===== Input records =====

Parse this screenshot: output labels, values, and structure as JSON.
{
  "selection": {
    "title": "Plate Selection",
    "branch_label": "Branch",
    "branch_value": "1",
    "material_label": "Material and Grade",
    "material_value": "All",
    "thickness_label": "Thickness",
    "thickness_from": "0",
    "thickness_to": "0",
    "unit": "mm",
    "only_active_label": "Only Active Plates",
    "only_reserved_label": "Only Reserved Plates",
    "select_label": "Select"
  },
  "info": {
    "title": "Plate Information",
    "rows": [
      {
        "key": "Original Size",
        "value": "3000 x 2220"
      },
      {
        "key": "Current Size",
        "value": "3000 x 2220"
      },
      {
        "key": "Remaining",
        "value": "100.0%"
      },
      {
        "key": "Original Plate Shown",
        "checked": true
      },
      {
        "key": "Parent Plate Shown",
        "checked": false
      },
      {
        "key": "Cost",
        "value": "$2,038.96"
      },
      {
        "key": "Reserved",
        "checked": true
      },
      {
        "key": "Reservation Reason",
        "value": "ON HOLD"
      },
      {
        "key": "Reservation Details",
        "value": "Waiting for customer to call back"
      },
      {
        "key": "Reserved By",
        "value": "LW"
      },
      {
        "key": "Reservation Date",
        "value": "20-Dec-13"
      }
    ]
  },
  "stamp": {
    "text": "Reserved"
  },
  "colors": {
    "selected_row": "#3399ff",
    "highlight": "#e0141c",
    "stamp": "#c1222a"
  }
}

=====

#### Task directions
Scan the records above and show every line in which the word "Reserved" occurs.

#### Exercise result
    "only_reserved_label": "Only Reserved Plates",
        "key": "Reserved",
        "key": "Reserved By",
    "text": "Reserved"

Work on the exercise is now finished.